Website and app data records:
■ ■ ■

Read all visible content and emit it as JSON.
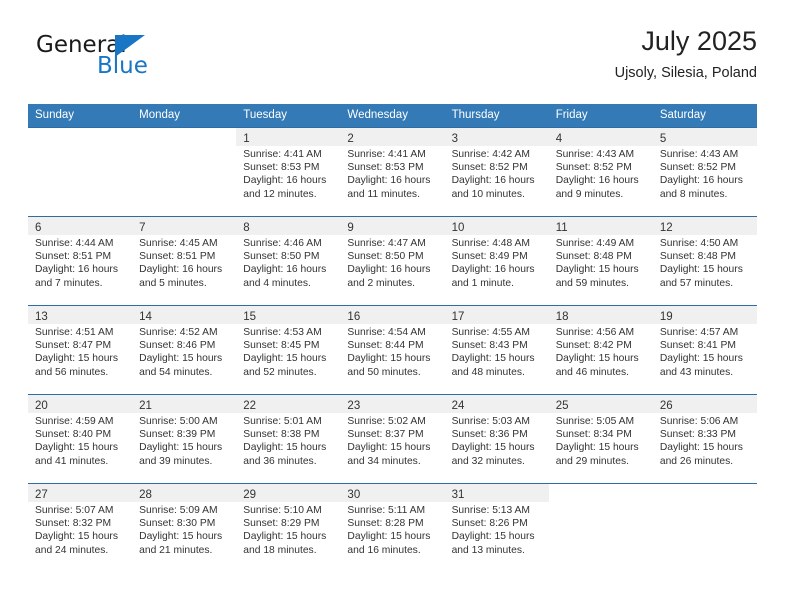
{
  "brand": {
    "name_top": "General",
    "name_bottom": "Blue",
    "accent_color": "#1976c4"
  },
  "header": {
    "title": "July 2025",
    "subtitle": "Ujsoly, Silesia, Poland"
  },
  "colors": {
    "header_row_background": "#337ab7",
    "header_row_text": "#ffffff",
    "row_divider": "#2e6da4",
    "day_band_background": "#f0f0f0",
    "cell_background": "#ffffff",
    "body_text": "#333333"
  },
  "weekdays": [
    "Sunday",
    "Monday",
    "Tuesday",
    "Wednesday",
    "Thursday",
    "Friday",
    "Saturday"
  ],
  "labels": {
    "sunrise": "Sunrise:",
    "sunset": "Sunset:",
    "daylight": "Daylight:"
  },
  "weeks": [
    [
      {
        "day": ""
      },
      {
        "day": ""
      },
      {
        "day": "1",
        "sunrise": "Sunrise: 4:41 AM",
        "sunset": "Sunset: 8:53 PM",
        "daylight_1": "Daylight: 16 hours",
        "daylight_2": "and 12 minutes."
      },
      {
        "day": "2",
        "sunrise": "Sunrise: 4:41 AM",
        "sunset": "Sunset: 8:53 PM",
        "daylight_1": "Daylight: 16 hours",
        "daylight_2": "and 11 minutes."
      },
      {
        "day": "3",
        "sunrise": "Sunrise: 4:42 AM",
        "sunset": "Sunset: 8:52 PM",
        "daylight_1": "Daylight: 16 hours",
        "daylight_2": "and 10 minutes."
      },
      {
        "day": "4",
        "sunrise": "Sunrise: 4:43 AM",
        "sunset": "Sunset: 8:52 PM",
        "daylight_1": "Daylight: 16 hours",
        "daylight_2": "and 9 minutes."
      },
      {
        "day": "5",
        "sunrise": "Sunrise: 4:43 AM",
        "sunset": "Sunset: 8:52 PM",
        "daylight_1": "Daylight: 16 hours",
        "daylight_2": "and 8 minutes."
      }
    ],
    [
      {
        "day": "6",
        "sunrise": "Sunrise: 4:44 AM",
        "sunset": "Sunset: 8:51 PM",
        "daylight_1": "Daylight: 16 hours",
        "daylight_2": "and 7 minutes."
      },
      {
        "day": "7",
        "sunrise": "Sunrise: 4:45 AM",
        "sunset": "Sunset: 8:51 PM",
        "daylight_1": "Daylight: 16 hours",
        "daylight_2": "and 5 minutes."
      },
      {
        "day": "8",
        "sunrise": "Sunrise: 4:46 AM",
        "sunset": "Sunset: 8:50 PM",
        "daylight_1": "Daylight: 16 hours",
        "daylight_2": "and 4 minutes."
      },
      {
        "day": "9",
        "sunrise": "Sunrise: 4:47 AM",
        "sunset": "Sunset: 8:50 PM",
        "daylight_1": "Daylight: 16 hours",
        "daylight_2": "and 2 minutes."
      },
      {
        "day": "10",
        "sunrise": "Sunrise: 4:48 AM",
        "sunset": "Sunset: 8:49 PM",
        "daylight_1": "Daylight: 16 hours",
        "daylight_2": "and 1 minute."
      },
      {
        "day": "11",
        "sunrise": "Sunrise: 4:49 AM",
        "sunset": "Sunset: 8:48 PM",
        "daylight_1": "Daylight: 15 hours",
        "daylight_2": "and 59 minutes."
      },
      {
        "day": "12",
        "sunrise": "Sunrise: 4:50 AM",
        "sunset": "Sunset: 8:48 PM",
        "daylight_1": "Daylight: 15 hours",
        "daylight_2": "and 57 minutes."
      }
    ],
    [
      {
        "day": "13",
        "sunrise": "Sunrise: 4:51 AM",
        "sunset": "Sunset: 8:47 PM",
        "daylight_1": "Daylight: 15 hours",
        "daylight_2": "and 56 minutes."
      },
      {
        "day": "14",
        "sunrise": "Sunrise: 4:52 AM",
        "sunset": "Sunset: 8:46 PM",
        "daylight_1": "Daylight: 15 hours",
        "daylight_2": "and 54 minutes."
      },
      {
        "day": "15",
        "sunrise": "Sunrise: 4:53 AM",
        "sunset": "Sunset: 8:45 PM",
        "daylight_1": "Daylight: 15 hours",
        "daylight_2": "and 52 minutes."
      },
      {
        "day": "16",
        "sunrise": "Sunrise: 4:54 AM",
        "sunset": "Sunset: 8:44 PM",
        "daylight_1": "Daylight: 15 hours",
        "daylight_2": "and 50 minutes."
      },
      {
        "day": "17",
        "sunrise": "Sunrise: 4:55 AM",
        "sunset": "Sunset: 8:43 PM",
        "daylight_1": "Daylight: 15 hours",
        "daylight_2": "and 48 minutes."
      },
      {
        "day": "18",
        "sunrise": "Sunrise: 4:56 AM",
        "sunset": "Sunset: 8:42 PM",
        "daylight_1": "Daylight: 15 hours",
        "daylight_2": "and 46 minutes."
      },
      {
        "day": "19",
        "sunrise": "Sunrise: 4:57 AM",
        "sunset": "Sunset: 8:41 PM",
        "daylight_1": "Daylight: 15 hours",
        "daylight_2": "and 43 minutes."
      }
    ],
    [
      {
        "day": "20",
        "sunrise": "Sunrise: 4:59 AM",
        "sunset": "Sunset: 8:40 PM",
        "daylight_1": "Daylight: 15 hours",
        "daylight_2": "and 41 minutes."
      },
      {
        "day": "21",
        "sunrise": "Sunrise: 5:00 AM",
        "sunset": "Sunset: 8:39 PM",
        "daylight_1": "Daylight: 15 hours",
        "daylight_2": "and 39 minutes."
      },
      {
        "day": "22",
        "sunrise": "Sunrise: 5:01 AM",
        "sunset": "Sunset: 8:38 PM",
        "daylight_1": "Daylight: 15 hours",
        "daylight_2": "and 36 minutes."
      },
      {
        "day": "23",
        "sunrise": "Sunrise: 5:02 AM",
        "sunset": "Sunset: 8:37 PM",
        "daylight_1": "Daylight: 15 hours",
        "daylight_2": "and 34 minutes."
      },
      {
        "day": "24",
        "sunrise": "Sunrise: 5:03 AM",
        "sunset": "Sunset: 8:36 PM",
        "daylight_1": "Daylight: 15 hours",
        "daylight_2": "and 32 minutes."
      },
      {
        "day": "25",
        "sunrise": "Sunrise: 5:05 AM",
        "sunset": "Sunset: 8:34 PM",
        "daylight_1": "Daylight: 15 hours",
        "daylight_2": "and 29 minutes."
      },
      {
        "day": "26",
        "sunrise": "Sunrise: 5:06 AM",
        "sunset": "Sunset: 8:33 PM",
        "daylight_1": "Daylight: 15 hours",
        "daylight_2": "and 26 minutes."
      }
    ],
    [
      {
        "day": "27",
        "sunrise": "Sunrise: 5:07 AM",
        "sunset": "Sunset: 8:32 PM",
        "daylight_1": "Daylight: 15 hours",
        "daylight_2": "and 24 minutes."
      },
      {
        "day": "28",
        "sunrise": "Sunrise: 5:09 AM",
        "sunset": "Sunset: 8:30 PM",
        "daylight_1": "Daylight: 15 hours",
        "daylight_2": "and 21 minutes."
      },
      {
        "day": "29",
        "sunrise": "Sunrise: 5:10 AM",
        "sunset": "Sunset: 8:29 PM",
        "daylight_1": "Daylight: 15 hours",
        "daylight_2": "and 18 minutes."
      },
      {
        "day": "30",
        "sunrise": "Sunrise: 5:11 AM",
        "sunset": "Sunset: 8:28 PM",
        "daylight_1": "Daylight: 15 hours",
        "daylight_2": "and 16 minutes."
      },
      {
        "day": "31",
        "sunrise": "Sunrise: 5:13 AM",
        "sunset": "Sunset: 8:26 PM",
        "daylight_1": "Daylight: 15 hours",
        "daylight_2": "and 13 minutes."
      },
      {
        "day": ""
      },
      {
        "day": ""
      }
    ]
  ]
}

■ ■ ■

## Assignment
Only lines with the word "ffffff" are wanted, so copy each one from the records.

## Output for this exercise
    "header_row_text": "#ffffff",
    "cell_background": "#ffffff",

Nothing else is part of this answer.